== Segment start ==

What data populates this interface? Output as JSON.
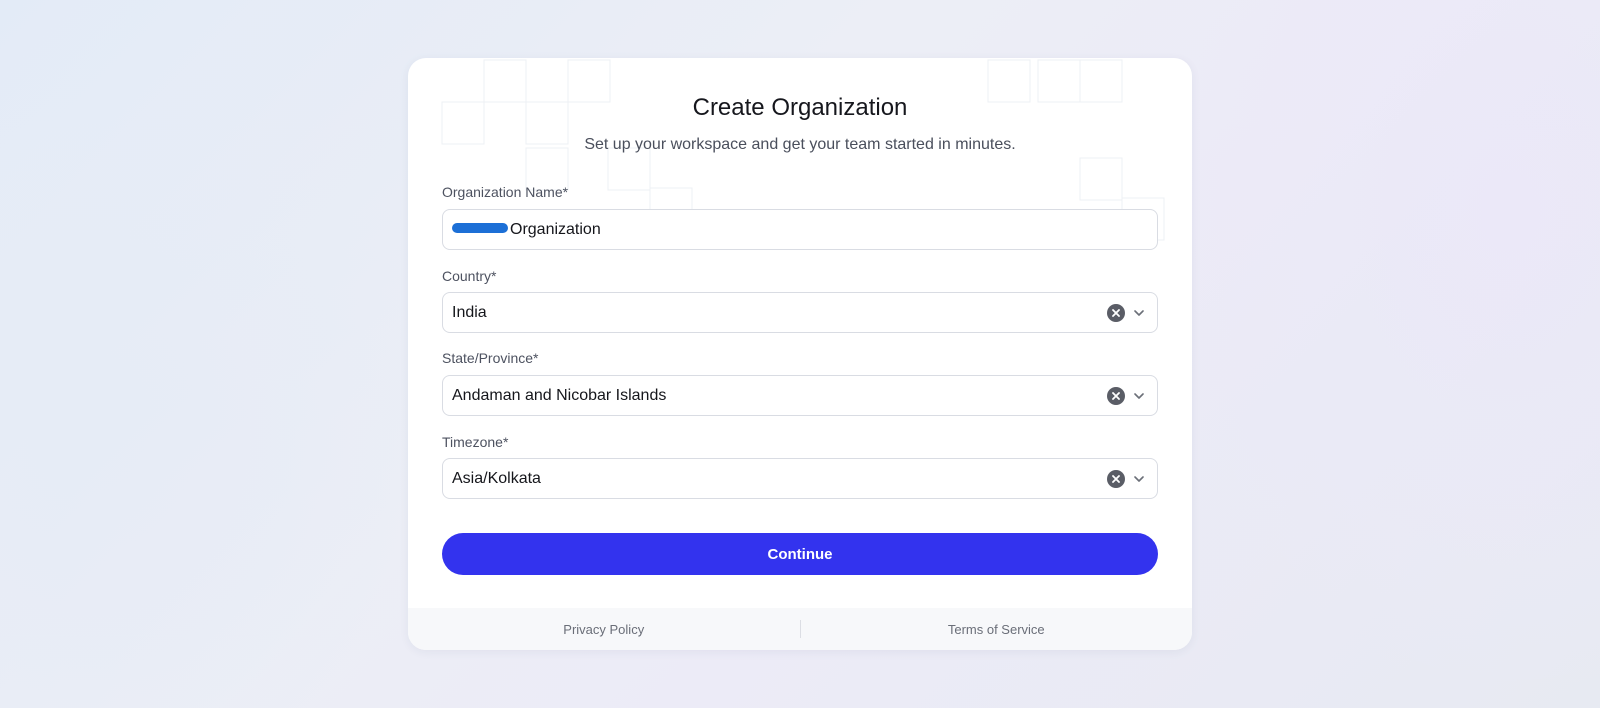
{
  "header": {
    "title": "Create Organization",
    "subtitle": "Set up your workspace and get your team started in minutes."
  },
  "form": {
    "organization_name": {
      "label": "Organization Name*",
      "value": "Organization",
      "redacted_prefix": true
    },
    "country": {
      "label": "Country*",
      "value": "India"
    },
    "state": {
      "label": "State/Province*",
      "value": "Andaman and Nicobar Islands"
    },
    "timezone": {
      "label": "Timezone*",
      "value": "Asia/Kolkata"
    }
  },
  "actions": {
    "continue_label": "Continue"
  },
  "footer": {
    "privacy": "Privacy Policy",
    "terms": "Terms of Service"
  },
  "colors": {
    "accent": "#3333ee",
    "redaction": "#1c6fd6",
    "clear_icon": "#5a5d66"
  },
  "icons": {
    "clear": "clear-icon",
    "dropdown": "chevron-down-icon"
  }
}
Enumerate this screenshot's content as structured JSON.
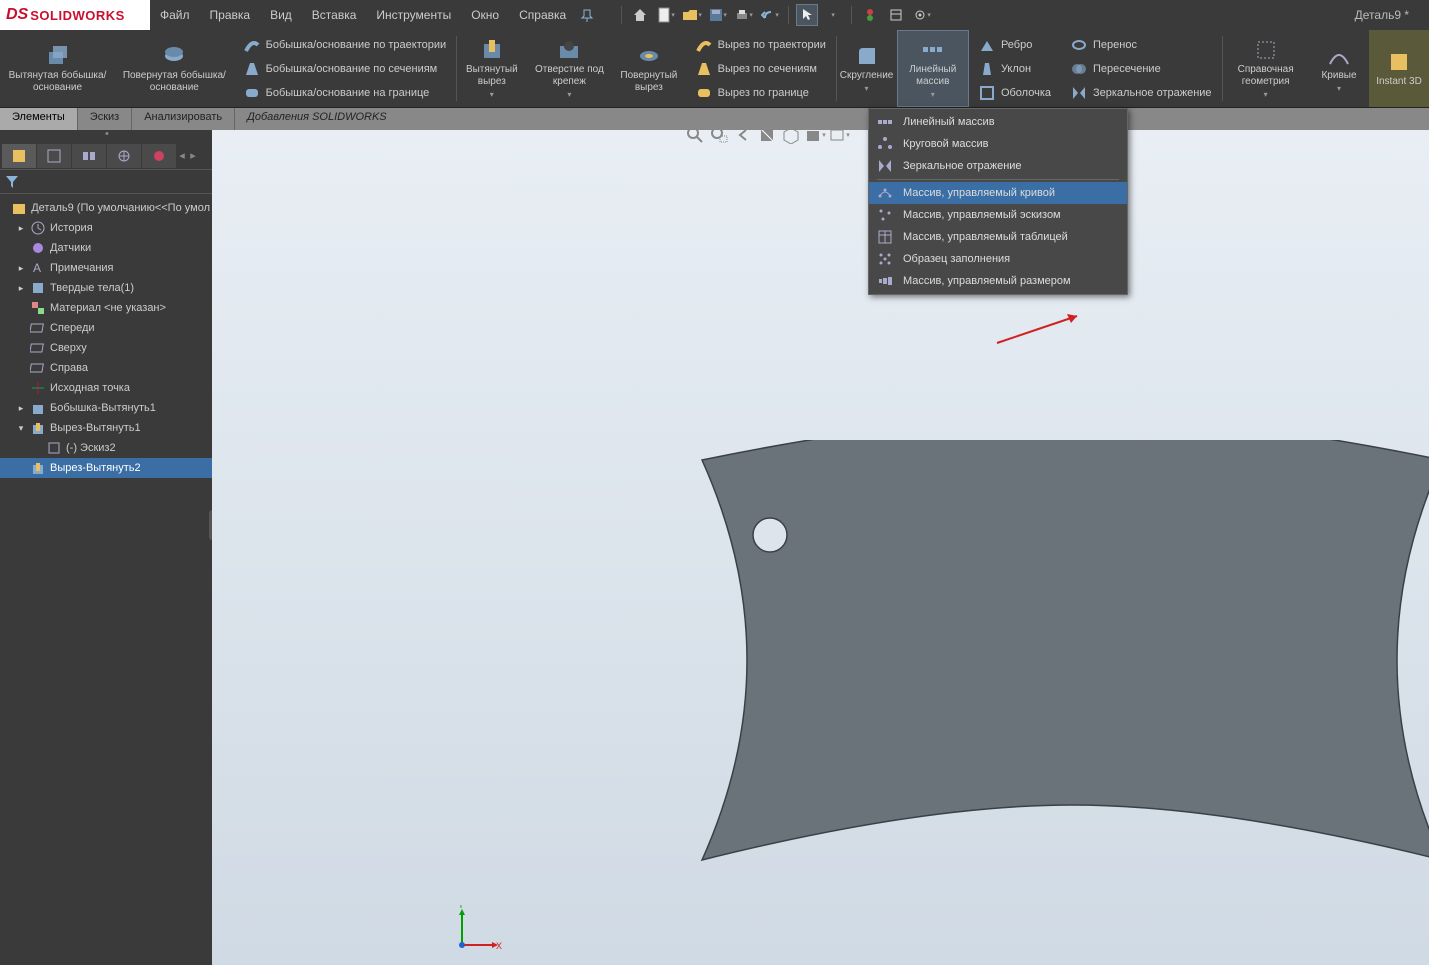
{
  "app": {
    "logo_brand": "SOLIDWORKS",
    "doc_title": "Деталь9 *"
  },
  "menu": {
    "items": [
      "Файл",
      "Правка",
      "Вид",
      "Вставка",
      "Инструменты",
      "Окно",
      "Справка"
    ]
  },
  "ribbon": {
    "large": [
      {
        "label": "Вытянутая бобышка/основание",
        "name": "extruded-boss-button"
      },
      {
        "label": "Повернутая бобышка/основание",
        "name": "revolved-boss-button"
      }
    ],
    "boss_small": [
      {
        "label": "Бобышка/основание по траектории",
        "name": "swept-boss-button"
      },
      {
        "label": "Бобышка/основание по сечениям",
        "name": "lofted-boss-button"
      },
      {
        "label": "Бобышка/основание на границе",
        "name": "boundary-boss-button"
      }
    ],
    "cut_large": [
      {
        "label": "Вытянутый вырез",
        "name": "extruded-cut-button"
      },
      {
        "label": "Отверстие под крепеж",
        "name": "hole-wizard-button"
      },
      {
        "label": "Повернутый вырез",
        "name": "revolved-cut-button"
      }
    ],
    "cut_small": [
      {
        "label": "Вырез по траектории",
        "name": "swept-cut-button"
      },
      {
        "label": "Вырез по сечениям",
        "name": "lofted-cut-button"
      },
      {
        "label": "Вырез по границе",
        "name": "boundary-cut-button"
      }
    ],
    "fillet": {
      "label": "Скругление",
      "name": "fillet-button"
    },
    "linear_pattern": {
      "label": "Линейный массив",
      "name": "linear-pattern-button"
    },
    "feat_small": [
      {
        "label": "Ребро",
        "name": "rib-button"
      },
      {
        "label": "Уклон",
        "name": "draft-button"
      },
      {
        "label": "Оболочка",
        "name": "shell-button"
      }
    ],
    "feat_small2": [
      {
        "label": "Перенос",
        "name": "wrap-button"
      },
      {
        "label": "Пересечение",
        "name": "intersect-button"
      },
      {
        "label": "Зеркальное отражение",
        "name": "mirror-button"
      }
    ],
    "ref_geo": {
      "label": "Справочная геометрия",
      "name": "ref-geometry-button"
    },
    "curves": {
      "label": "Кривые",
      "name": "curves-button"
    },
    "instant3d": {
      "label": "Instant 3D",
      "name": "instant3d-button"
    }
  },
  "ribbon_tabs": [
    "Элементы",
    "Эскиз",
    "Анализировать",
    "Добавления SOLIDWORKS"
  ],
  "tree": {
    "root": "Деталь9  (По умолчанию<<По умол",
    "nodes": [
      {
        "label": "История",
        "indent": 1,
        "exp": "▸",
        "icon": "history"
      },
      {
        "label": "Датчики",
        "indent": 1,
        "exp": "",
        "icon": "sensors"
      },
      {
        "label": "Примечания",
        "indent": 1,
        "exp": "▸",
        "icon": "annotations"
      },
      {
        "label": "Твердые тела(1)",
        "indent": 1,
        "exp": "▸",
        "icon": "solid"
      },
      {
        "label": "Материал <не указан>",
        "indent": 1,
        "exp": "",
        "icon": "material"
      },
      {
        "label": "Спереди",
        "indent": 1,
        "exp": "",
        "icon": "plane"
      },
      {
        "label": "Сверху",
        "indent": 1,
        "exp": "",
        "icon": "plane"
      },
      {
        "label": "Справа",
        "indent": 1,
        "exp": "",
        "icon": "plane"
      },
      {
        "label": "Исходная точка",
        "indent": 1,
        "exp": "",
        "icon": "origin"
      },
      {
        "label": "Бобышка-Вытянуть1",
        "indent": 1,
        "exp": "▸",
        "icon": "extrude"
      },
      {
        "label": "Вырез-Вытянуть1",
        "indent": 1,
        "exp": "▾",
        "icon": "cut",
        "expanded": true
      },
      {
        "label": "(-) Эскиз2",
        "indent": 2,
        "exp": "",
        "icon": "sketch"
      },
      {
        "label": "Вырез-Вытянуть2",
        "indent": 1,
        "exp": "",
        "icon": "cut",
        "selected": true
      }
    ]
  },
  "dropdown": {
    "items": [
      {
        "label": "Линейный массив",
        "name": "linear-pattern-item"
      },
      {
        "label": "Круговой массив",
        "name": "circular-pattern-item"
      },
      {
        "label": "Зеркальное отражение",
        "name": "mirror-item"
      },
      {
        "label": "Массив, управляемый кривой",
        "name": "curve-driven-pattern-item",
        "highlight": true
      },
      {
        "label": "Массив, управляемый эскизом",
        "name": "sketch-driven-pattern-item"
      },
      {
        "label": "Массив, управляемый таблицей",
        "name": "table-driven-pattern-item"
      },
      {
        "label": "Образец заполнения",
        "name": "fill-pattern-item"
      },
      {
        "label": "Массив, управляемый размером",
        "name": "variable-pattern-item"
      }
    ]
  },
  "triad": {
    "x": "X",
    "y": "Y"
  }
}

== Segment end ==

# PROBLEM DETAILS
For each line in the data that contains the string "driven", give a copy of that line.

# OUTPUT
        "name": "curve-driven-pattern-item",
        "name": "sketch-driven-pattern-item"
        "name": "table-driven-pattern-item"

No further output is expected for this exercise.